(Excerpts from a dataset)

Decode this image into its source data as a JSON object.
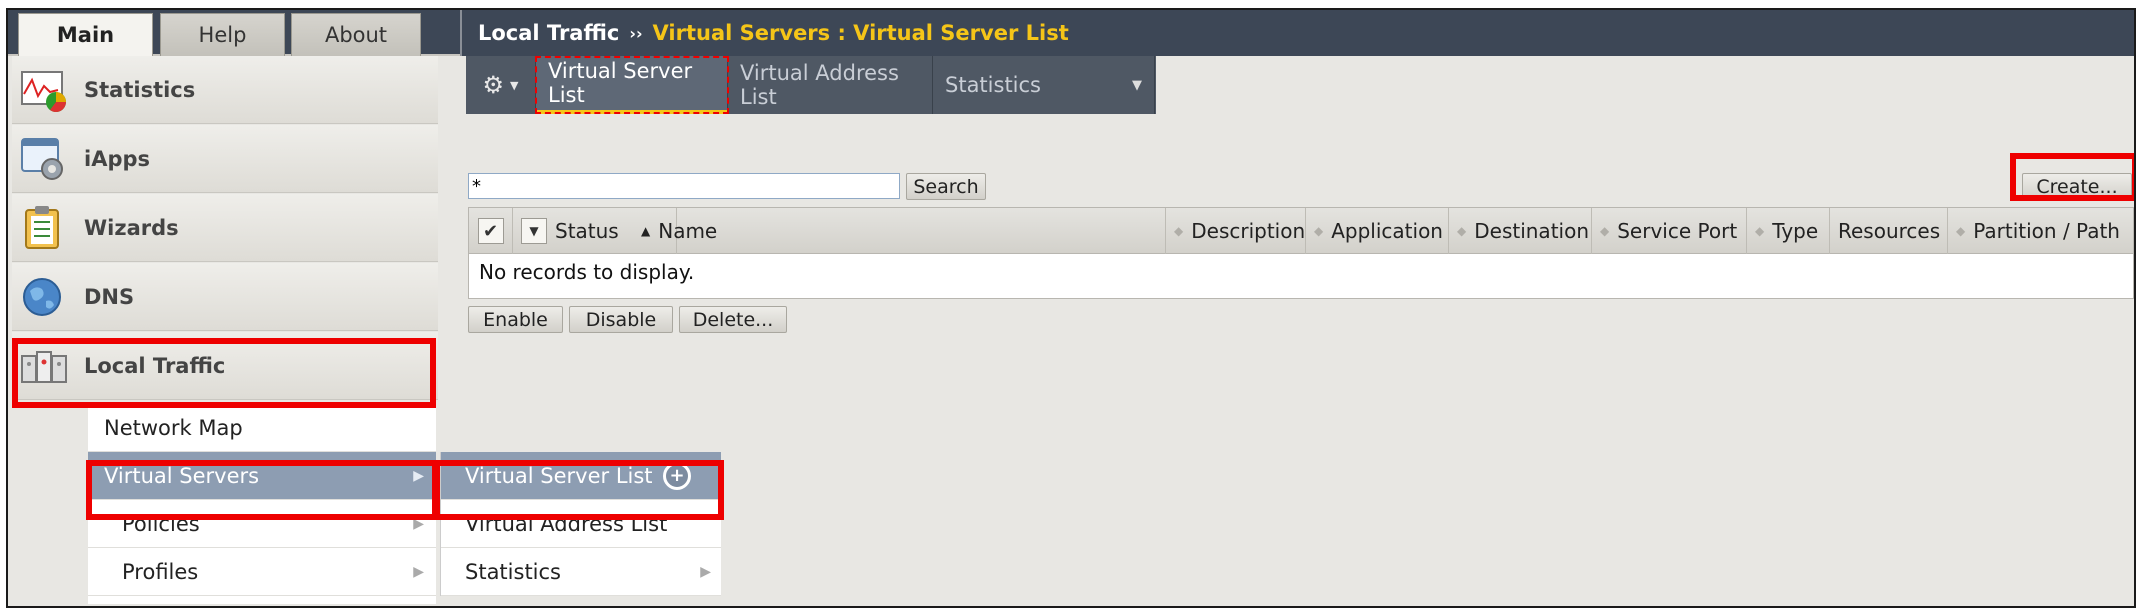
{
  "top_tabs": [
    {
      "label": "Main",
      "active": true
    },
    {
      "label": "Help",
      "active": false
    },
    {
      "label": "About",
      "active": false
    }
  ],
  "sidebar": {
    "items": [
      {
        "label": "Statistics",
        "icon": "statistics-chart-icon"
      },
      {
        "label": "iApps",
        "icon": "iapps-gear-icon"
      },
      {
        "label": "Wizards",
        "icon": "wizards-clipboard-icon"
      },
      {
        "label": "DNS",
        "icon": "dns-globe-icon"
      },
      {
        "label": "Local Traffic",
        "icon": "local-traffic-servers-icon"
      }
    ],
    "submenu": [
      {
        "label": "Network Map",
        "selected": false,
        "has_arrow": false
      },
      {
        "label": "Virtual Servers",
        "selected": true,
        "has_arrow": true
      },
      {
        "label": "Policies",
        "selected": false,
        "has_arrow": true
      },
      {
        "label": "Profiles",
        "selected": false,
        "has_arrow": true
      }
    ],
    "flyout": [
      {
        "label": "Virtual Server List",
        "selected": true,
        "icon": "add-circle-icon"
      },
      {
        "label": "Virtual Address List",
        "selected": false
      },
      {
        "label": "Statistics",
        "selected": false,
        "has_arrow": true
      }
    ]
  },
  "breadcrumb": {
    "root": "Local Traffic",
    "separator": "››",
    "current": "Virtual Servers : Virtual Server List"
  },
  "subnav": {
    "gear_icon": "gear-icon",
    "tabs": [
      {
        "label": "Virtual Server List",
        "active": true
      },
      {
        "label": "Virtual Address List",
        "active": false
      },
      {
        "label": "Statistics",
        "active": false,
        "dropdown": true
      }
    ]
  },
  "search": {
    "value": "*",
    "button_label": "Search"
  },
  "create_button_label": "Create...",
  "table": {
    "columns": [
      "Status",
      "Name",
      "Description",
      "Application",
      "Destination",
      "Service Port",
      "Type",
      "Resources",
      "Partition / Path"
    ],
    "empty_message": "No records to display."
  },
  "actions": {
    "enable": "Enable",
    "disable": "Disable",
    "delete": "Delete..."
  },
  "colors": {
    "header_bg": "#3d4756",
    "highlight": "#ee0000",
    "breadcrumb_accent": "#f5c518",
    "selected_row": "#8d9db2"
  }
}
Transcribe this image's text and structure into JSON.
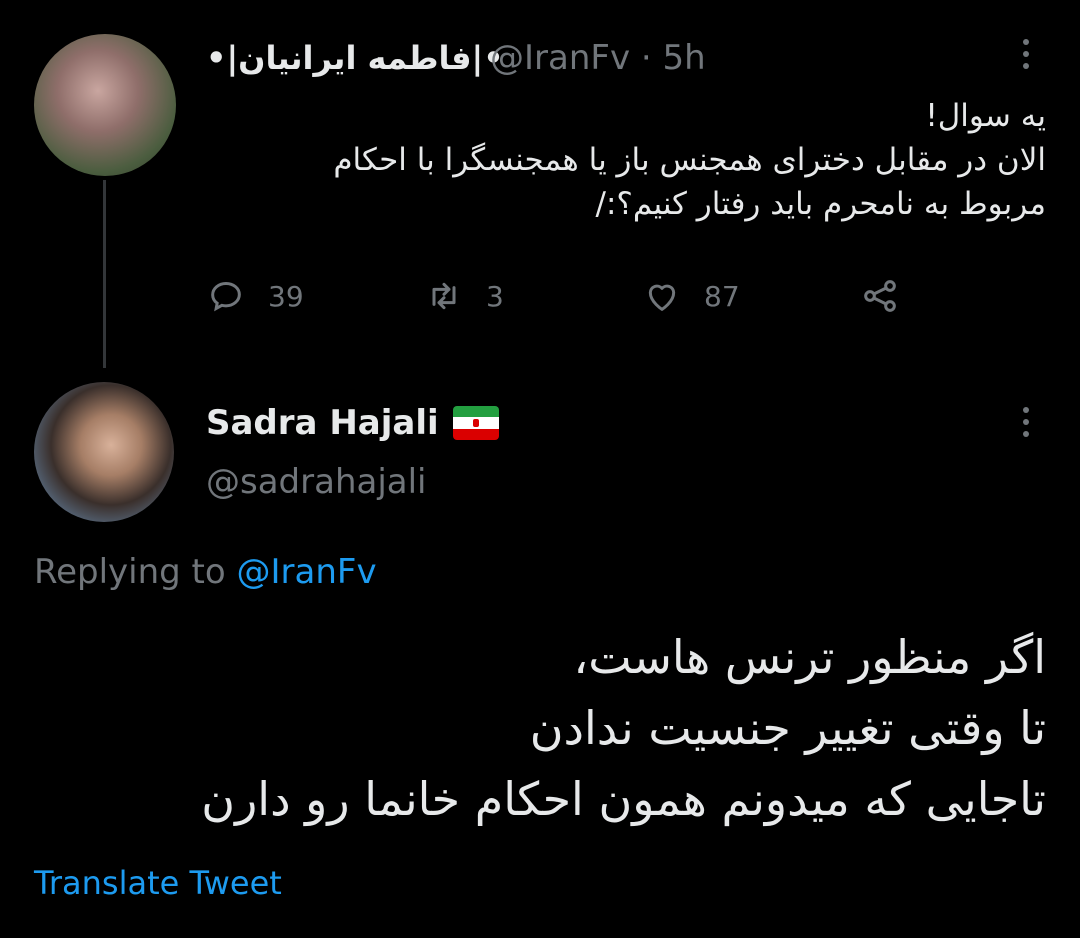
{
  "original_tweet": {
    "display_name": "•|فاطمه ایرانیان|•",
    "handle": "@IranFv",
    "separator": "·",
    "time": "5h",
    "text_lines": [
      "یه سوال!",
      "الان در مقابل دخترای همجنس باز یا همجنسگرا با احکام",
      "مربوط به نامحرم باید رفتار کنیم؟:/"
    ],
    "actions": {
      "reply_count": "39",
      "retweet_count": "3",
      "like_count": "87"
    },
    "more_icon": "more-vertical-icon"
  },
  "reply_tweet": {
    "display_name": "Sadra Hajali",
    "flag": "iran-flag-icon",
    "handle": "@sadrahajali",
    "replying_prefix": "Replying to",
    "replying_to": "@IranFv",
    "text_lines": [
      "اگر منظور ترنس هاست،",
      "تا وقتی تغییر جنسیت ندادن",
      "تاجایی که میدونم همون احکام خانما رو دارن"
    ],
    "translate_label": "Translate Tweet",
    "more_icon": "more-vertical-icon"
  },
  "colors": {
    "background": "#000000",
    "text": "#e7e9ea",
    "secondary": "#71767b",
    "accent": "#1d9bf0"
  }
}
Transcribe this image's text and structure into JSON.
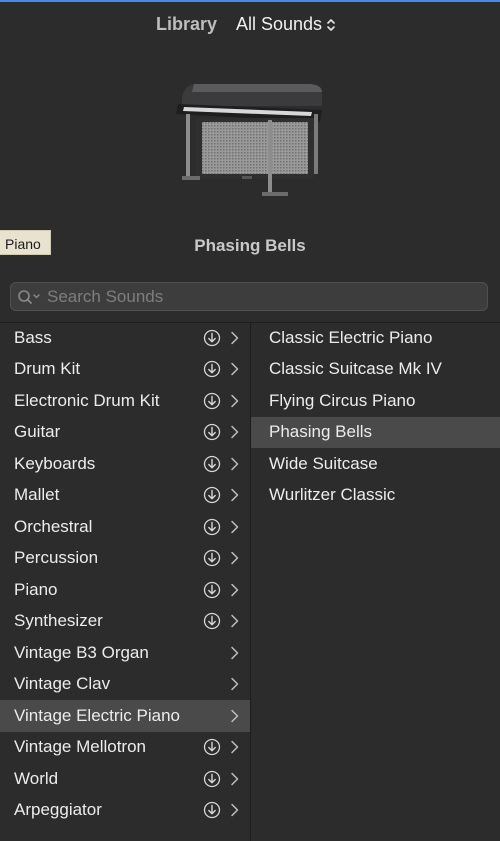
{
  "header": {
    "library_label": "Library",
    "sounds_select": "All Sounds"
  },
  "hero": {
    "instrument_image": "electric-piano",
    "preset_name": "Phasing Bells"
  },
  "tooltip": {
    "text": "Piano"
  },
  "search": {
    "placeholder": "Search Sounds",
    "value": ""
  },
  "categories": [
    {
      "label": "Bass",
      "download": true,
      "selected": false
    },
    {
      "label": "Drum Kit",
      "download": true,
      "selected": false
    },
    {
      "label": "Electronic Drum Kit",
      "download": true,
      "selected": false
    },
    {
      "label": "Guitar",
      "download": true,
      "selected": false
    },
    {
      "label": "Keyboards",
      "download": true,
      "selected": false
    },
    {
      "label": "Mallet",
      "download": true,
      "selected": false
    },
    {
      "label": "Orchestral",
      "download": true,
      "selected": false
    },
    {
      "label": "Percussion",
      "download": true,
      "selected": false
    },
    {
      "label": "Piano",
      "download": true,
      "selected": false
    },
    {
      "label": "Synthesizer",
      "download": true,
      "selected": false
    },
    {
      "label": "Vintage B3 Organ",
      "download": false,
      "selected": false
    },
    {
      "label": "Vintage Clav",
      "download": false,
      "selected": false
    },
    {
      "label": "Vintage Electric Piano",
      "download": false,
      "selected": true
    },
    {
      "label": "Vintage Mellotron",
      "download": true,
      "selected": false
    },
    {
      "label": "World",
      "download": true,
      "selected": false
    },
    {
      "label": "Arpeggiator",
      "download": true,
      "selected": false
    }
  ],
  "patches": [
    {
      "label": "Classic Electric Piano",
      "selected": false
    },
    {
      "label": "Classic Suitcase Mk IV",
      "selected": false
    },
    {
      "label": "Flying Circus Piano",
      "selected": false
    },
    {
      "label": "Phasing Bells",
      "selected": true
    },
    {
      "label": "Wide Suitcase",
      "selected": false
    },
    {
      "label": "Wurlitzer Classic",
      "selected": false
    }
  ],
  "colors": {
    "background": "#2c2c2c",
    "selected_row": "#4a4a4a",
    "accent_line": "#4d8ad6",
    "tooltip_bg": "#e8e3cf"
  }
}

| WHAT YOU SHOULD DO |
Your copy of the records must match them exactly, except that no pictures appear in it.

| YOUR RESPONSE |
Decode this image into its source data as a JSON object.
{
  "top_tabs": [
    {
      "label": "Main",
      "active": true
    },
    {
      "label": "Help",
      "active": false
    },
    {
      "label": "About",
      "active": false
    }
  ],
  "sidebar": {
    "items": [
      {
        "label": "Statistics",
        "icon": "statistics-chart-icon"
      },
      {
        "label": "iApps",
        "icon": "iapps-gear-icon"
      },
      {
        "label": "Wizards",
        "icon": "wizards-clipboard-icon"
      },
      {
        "label": "DNS",
        "icon": "dns-globe-icon"
      },
      {
        "label": "Local Traffic",
        "icon": "local-traffic-servers-icon"
      }
    ],
    "submenu": [
      {
        "label": "Network Map",
        "selected": false,
        "has_arrow": false
      },
      {
        "label": "Virtual Servers",
        "selected": true,
        "has_arrow": true
      },
      {
        "label": "Policies",
        "selected": false,
        "has_arrow": true
      },
      {
        "label": "Profiles",
        "selected": false,
        "has_arrow": true
      }
    ],
    "flyout": [
      {
        "label": "Virtual Server List",
        "selected": true,
        "icon": "add-circle-icon"
      },
      {
        "label": "Virtual Address List",
        "selected": false
      },
      {
        "label": "Statistics",
        "selected": false,
        "has_arrow": true
      }
    ]
  },
  "breadcrumb": {
    "root": "Local Traffic",
    "separator": "››",
    "current": "Virtual Servers : Virtual Server List"
  },
  "subnav": {
    "gear_icon": "gear-icon",
    "tabs": [
      {
        "label": "Virtual Server List",
        "active": true
      },
      {
        "label": "Virtual Address List",
        "active": false
      },
      {
        "label": "Statistics",
        "active": false,
        "dropdown": true
      }
    ]
  },
  "search": {
    "value": "*",
    "button_label": "Search"
  },
  "create_button_label": "Create...",
  "table": {
    "columns": [
      "Status",
      "Name",
      "Description",
      "Application",
      "Destination",
      "Service Port",
      "Type",
      "Resources",
      "Partition / Path"
    ],
    "empty_message": "No records to display."
  },
  "actions": {
    "enable": "Enable",
    "disable": "Disable",
    "delete": "Delete..."
  },
  "colors": {
    "header_bg": "#3d4756",
    "highlight": "#ee0000",
    "breadcrumb_accent": "#f5c518",
    "selected_row": "#8d9db2"
  }
}
Transcribe this image's text and structure into JSON.
{
  "original_tweet": {
    "display_name": "•|فاطمه ایرانیان|•",
    "handle": "@IranFv",
    "separator": "·",
    "time": "5h",
    "text_lines": [
      "یه سوال!",
      "الان در مقابل دخترای همجنس باز یا همجنسگرا با احکام",
      "مربوط به نامحرم باید رفتار کنیم؟:/"
    ],
    "actions": {
      "reply_count": "39",
      "retweet_count": "3",
      "like_count": "87"
    },
    "more_icon": "more-vertical-icon"
  },
  "reply_tweet": {
    "display_name": "Sadra Hajali",
    "flag": "iran-flag-icon",
    "handle": "@sadrahajali",
    "replying_prefix": "Replying to",
    "replying_to": "@IranFv",
    "text_lines": [
      "اگر منظور ترنس هاست،",
      "تا وقتی تغییر جنسیت ندادن",
      "تاجایی که میدونم همون احکام خانما رو دارن"
    ],
    "translate_label": "Translate Tweet",
    "more_icon": "more-vertical-icon"
  },
  "colors": {
    "background": "#000000",
    "text": "#e7e9ea",
    "secondary": "#71767b",
    "accent": "#1d9bf0"
  }
}
Transcribe this image's text and structure into JSON.
{
  "header": {
    "library_label": "Library",
    "sounds_select": "All Sounds"
  },
  "hero": {
    "instrument_image": "electric-piano",
    "preset_name": "Phasing Bells"
  },
  "tooltip": {
    "text": "Piano"
  },
  "search": {
    "placeholder": "Search Sounds",
    "value": ""
  },
  "categories": [
    {
      "label": "Bass",
      "download": true,
      "selected": false
    },
    {
      "label": "Drum Kit",
      "download": true,
      "selected": false
    },
    {
      "label": "Electronic Drum Kit",
      "download": true,
      "selected": false
    },
    {
      "label": "Guitar",
      "download": true,
      "selected": false
    },
    {
      "label": "Keyboards",
      "download": true,
      "selected": false
    },
    {
      "label": "Mallet",
      "download": true,
      "selected": false
    },
    {
      "label": "Orchestral",
      "download": true,
      "selected": false
    },
    {
      "label": "Percussion",
      "download": true,
      "selected": false
    },
    {
      "label": "Piano",
      "download": true,
      "selected": false
    },
    {
      "label": "Synthesizer",
      "download": true,
      "selected": false
    },
    {
      "label": "Vintage B3 Organ",
      "download": false,
      "selected": false
    },
    {
      "label": "Vintage Clav",
      "download": false,
      "selected": false
    },
    {
      "label": "Vintage Electric Piano",
      "download": false,
      "selected": true
    },
    {
      "label": "Vintage Mellotron",
      "download": true,
      "selected": false
    },
    {
      "label": "World",
      "download": true,
      "selected": false
    },
    {
      "label": "Arpeggiator",
      "download": true,
      "selected": false
    }
  ],
  "patches": [
    {
      "label": "Classic Electric Piano",
      "selected": false
    },
    {
      "label": "Classic Suitcase Mk IV",
      "selected": false
    },
    {
      "label": "Flying Circus Piano",
      "selected": false
    },
    {
      "label": "Phasing Bells",
      "selected": true
    },
    {
      "label": "Wide Suitcase",
      "selected": false
    },
    {
      "label": "Wurlitzer Classic",
      "selected": false
    }
  ],
  "colors": {
    "background": "#2c2c2c",
    "selected_row": "#4a4a4a",
    "accent_line": "#4d8ad6",
    "tooltip_bg": "#e8e3cf"
  }
}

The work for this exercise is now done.